sweetpolka

How I learned to stop worrying and learned to enjoy having my photo taken

anna zagalaComment
 sweetpolka shoot  #1. Me, a bit terrified but surprised to be having fun. The auspicious outfit. Photo: Emma Byrnes.

sweetpolka shoot  #1. Me, a bit terrified but surprised to be having fun. The auspicious outfit. Photo: Emma Byrnes.

 Demonstrating  connectedness  for   banking not-for-profit Community 21. Photo: Emma Byrnes.

Demonstrating connectedness for banking not-for-profit Community 21. Photo: Emma Byrnes.

 Hand model for Tea & Sympathy. Photo: Emma Byrnes.

Hand model for Tea & Sympathy. Photo: Emma Byrnes.

 sweetpolka shoot #2.  Looking serious but actually feeling more relaxed this time round. Photo: Emma Byrnes.

sweetpolka shoot #2.  Looking serious but actually feeling more relaxed this time round. Photo: Emma Byrnes.

When I’m working with clients who are business owners I counsel them that if they can tolerate it, they should be prepared to be the face of their “brand” to some degree (working within the parameters of their temperament, sure). Given that most are passionate about their work and motivated by a deep sense of conviction talking about their business is a tap easier to turn on than off. Enthusiasm peaks just before I mention having photos taken. At that point it doesn’t so much as taper off as plunge.

Which I totally get. There was a time that just thinking about having my photo taken would bring me to sweat. Someone would hold up a camera to my face and the level of threat that I’d register was somewhere in the vicinity of a hand gun.

But a few years ago taking my freelance business to the next level I had to document my folio, a task that I approached with palpable dread. Designers are often their own worse clients. Just dragging my work out caused me actual physical pain. (I can’t break that down in 50 words or less but I think it has partly to do with my relationship with process and also a fear of judgement).

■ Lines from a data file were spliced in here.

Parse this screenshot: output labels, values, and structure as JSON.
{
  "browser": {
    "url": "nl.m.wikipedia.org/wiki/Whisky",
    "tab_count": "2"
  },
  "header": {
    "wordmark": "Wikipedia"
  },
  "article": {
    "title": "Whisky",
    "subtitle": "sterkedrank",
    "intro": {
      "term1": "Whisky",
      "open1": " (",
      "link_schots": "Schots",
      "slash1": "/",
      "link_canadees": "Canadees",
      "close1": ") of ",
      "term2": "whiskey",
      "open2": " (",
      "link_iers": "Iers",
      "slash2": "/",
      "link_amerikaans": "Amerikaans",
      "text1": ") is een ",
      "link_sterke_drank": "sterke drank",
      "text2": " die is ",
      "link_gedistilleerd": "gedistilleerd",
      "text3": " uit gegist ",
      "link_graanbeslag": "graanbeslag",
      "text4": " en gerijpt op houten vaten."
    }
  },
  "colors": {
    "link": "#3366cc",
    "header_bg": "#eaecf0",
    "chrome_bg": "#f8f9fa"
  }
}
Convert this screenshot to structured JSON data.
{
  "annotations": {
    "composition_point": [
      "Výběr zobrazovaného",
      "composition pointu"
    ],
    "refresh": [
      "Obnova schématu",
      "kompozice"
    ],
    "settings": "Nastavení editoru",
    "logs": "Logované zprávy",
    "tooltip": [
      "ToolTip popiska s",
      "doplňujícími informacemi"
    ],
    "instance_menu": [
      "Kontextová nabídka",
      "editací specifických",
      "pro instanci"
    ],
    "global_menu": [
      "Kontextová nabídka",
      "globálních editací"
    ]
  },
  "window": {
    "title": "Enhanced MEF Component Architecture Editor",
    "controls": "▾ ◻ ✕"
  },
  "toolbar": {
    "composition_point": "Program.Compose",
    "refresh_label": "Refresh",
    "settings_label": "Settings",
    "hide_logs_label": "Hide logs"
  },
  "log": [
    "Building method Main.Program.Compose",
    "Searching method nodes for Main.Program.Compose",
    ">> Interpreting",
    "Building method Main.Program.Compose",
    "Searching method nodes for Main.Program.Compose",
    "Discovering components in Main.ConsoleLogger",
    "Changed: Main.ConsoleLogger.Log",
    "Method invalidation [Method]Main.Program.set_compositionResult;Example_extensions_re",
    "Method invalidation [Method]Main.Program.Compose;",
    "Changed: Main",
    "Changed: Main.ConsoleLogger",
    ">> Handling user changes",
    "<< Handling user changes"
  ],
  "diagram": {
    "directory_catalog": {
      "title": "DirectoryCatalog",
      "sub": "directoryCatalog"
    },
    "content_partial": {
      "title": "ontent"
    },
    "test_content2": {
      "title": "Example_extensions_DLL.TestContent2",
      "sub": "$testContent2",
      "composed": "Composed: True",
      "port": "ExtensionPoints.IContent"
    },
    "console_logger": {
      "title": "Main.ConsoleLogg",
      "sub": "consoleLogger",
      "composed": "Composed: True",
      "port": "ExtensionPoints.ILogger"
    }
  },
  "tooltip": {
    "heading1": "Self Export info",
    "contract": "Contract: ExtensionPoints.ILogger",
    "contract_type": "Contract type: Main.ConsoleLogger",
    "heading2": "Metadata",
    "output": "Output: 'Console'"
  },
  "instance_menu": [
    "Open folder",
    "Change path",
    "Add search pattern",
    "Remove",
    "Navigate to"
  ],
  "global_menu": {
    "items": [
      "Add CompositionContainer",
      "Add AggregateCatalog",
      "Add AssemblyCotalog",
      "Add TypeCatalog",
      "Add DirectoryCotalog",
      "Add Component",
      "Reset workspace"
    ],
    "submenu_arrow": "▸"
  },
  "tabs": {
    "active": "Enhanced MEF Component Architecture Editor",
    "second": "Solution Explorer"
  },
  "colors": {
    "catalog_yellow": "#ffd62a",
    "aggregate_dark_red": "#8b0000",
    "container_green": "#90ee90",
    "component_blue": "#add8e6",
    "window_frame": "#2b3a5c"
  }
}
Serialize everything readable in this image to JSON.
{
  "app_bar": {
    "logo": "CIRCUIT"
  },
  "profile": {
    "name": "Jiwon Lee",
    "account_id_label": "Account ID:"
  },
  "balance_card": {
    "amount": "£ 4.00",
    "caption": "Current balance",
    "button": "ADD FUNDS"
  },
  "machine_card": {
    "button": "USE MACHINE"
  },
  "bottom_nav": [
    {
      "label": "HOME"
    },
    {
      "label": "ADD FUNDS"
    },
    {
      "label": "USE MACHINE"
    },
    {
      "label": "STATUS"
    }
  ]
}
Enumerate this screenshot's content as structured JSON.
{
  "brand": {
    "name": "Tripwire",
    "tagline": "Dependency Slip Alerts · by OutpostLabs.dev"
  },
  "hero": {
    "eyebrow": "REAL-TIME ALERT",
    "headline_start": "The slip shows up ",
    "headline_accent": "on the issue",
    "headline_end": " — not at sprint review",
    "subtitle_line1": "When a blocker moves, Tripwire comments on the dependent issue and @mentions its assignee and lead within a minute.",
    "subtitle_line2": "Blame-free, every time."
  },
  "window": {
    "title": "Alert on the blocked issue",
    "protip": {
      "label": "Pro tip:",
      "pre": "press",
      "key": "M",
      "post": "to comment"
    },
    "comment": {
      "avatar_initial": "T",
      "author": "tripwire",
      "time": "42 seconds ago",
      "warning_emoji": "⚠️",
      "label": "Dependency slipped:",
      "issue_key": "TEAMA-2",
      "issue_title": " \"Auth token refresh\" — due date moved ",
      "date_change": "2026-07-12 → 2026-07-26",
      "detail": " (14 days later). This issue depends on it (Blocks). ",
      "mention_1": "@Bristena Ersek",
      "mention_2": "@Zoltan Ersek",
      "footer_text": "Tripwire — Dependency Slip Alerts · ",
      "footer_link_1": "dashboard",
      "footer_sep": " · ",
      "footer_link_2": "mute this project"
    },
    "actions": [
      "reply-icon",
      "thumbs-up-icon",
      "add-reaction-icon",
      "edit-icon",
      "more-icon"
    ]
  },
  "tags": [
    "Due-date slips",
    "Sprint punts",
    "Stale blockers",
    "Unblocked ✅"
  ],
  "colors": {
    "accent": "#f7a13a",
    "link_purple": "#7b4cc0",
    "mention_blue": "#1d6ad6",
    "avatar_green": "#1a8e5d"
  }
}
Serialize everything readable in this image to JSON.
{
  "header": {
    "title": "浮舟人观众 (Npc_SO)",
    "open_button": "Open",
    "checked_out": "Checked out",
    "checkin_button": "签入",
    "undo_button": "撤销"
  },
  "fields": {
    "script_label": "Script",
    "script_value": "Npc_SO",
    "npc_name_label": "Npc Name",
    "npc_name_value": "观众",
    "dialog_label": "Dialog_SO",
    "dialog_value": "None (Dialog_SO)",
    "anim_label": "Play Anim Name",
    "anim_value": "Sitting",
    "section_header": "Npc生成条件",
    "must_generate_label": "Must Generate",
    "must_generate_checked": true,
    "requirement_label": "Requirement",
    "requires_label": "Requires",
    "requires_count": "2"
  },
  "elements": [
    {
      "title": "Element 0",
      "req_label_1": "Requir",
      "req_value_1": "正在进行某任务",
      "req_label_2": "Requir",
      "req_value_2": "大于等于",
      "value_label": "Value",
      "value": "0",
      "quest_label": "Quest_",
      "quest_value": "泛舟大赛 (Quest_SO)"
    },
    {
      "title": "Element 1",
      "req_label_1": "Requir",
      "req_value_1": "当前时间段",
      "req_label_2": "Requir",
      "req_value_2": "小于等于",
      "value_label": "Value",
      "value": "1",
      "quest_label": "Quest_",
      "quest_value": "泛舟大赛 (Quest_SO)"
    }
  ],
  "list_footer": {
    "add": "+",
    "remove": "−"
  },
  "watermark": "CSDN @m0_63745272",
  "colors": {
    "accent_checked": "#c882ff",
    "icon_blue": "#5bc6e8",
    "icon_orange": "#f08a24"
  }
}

And while photographer Emma Byrnes and I had a long friendship to draw on, this was the first time we’d worked together. We didn’t really have a language for collaboration, no points on the board, though I sensed she was the right person for the job: intuitive, sensitive, and with a camera in her hand part psychologist, part animal trainer.

I thought we were going to lay the work flat and Emma would take a photo. Shoot. Repeat. But that’s not how it panned out. Firstly, Emma took a shine to my outfit. She thought I should appear in shot with my work, a surprising suggestion; the portfolio genre is disembodied, not counting the occasional hand holding book pages flat. But the idea will give you an insight into Emma’s approach, feeling her way through a given situation with openness and curiosity.

I had not bothered with my hair or worried with the makeup bag that morning. The lack of preparedness crossed my mind. But I placed trust in my photographer. I became a willing participant. Emma’s attitude was contagious. Before long I experienced a sensation I only reliably associate with writing and sometimes designing – when it’s going well, that is – a satisfying absorption and state of unselfconscious flow.

I know, “What the heck?”, right?

Since this shoot I’ve found myself moonlighting as a middle-aged model – no one is more surprised that myself by this turn of events – moving from behind the camera art directing shoots for clients and in front of it.

I have become a moving human prop for my photographer collaborator: the blurred person adding scale and texture to the photo for a small, seaside makers market, a hand model for a tea brand, a figure moving around oversized puzzle pieces for a community banking not-for-profit.

It turns out I really enjoy making images. I like it a lot. Here’s what I’ve learnt:

Taking photos takes time
Sure, it will be over more quickly if you rush it but capturing a good image takes time.

Be prepared
Think about the shots you want to get ahead of time. Be guided by how you intend to use them.

Tone
Go for tone over expression. Humans are too inconsistent to give good face. The tone of a series of photos is more memorable.

The “decisive” moment
In regards to portraiture, the idea that a photographer can capture some essential aspect of her subject – authentic, unguarded – might be true but is it helpful to the subject? I don’t think so. The thought is more terrifying than appealing.

Approach it like a performer
Like most stressful situations, it’s useful to assume a persona.

Experiment
Show a willingness to try different things. Often an on-the-spot solution to a particular problem will emerge.

Attention to detail
Give your props and setting plenty of thought beforehand but be flexible on the day.

Expectations
As in, have reasonable expectations. More than likely you will still look like yourself. I never expect more than six good shots out of a four hour shoot all going well. Some set ups will bear no fruit. It’s no big deal.

Ageing
Even my celebrity friends are getting older. It’s okay. We’re all growing old.

Of course, this whole about face has prompted to ask: what else am I hating that I could be loving?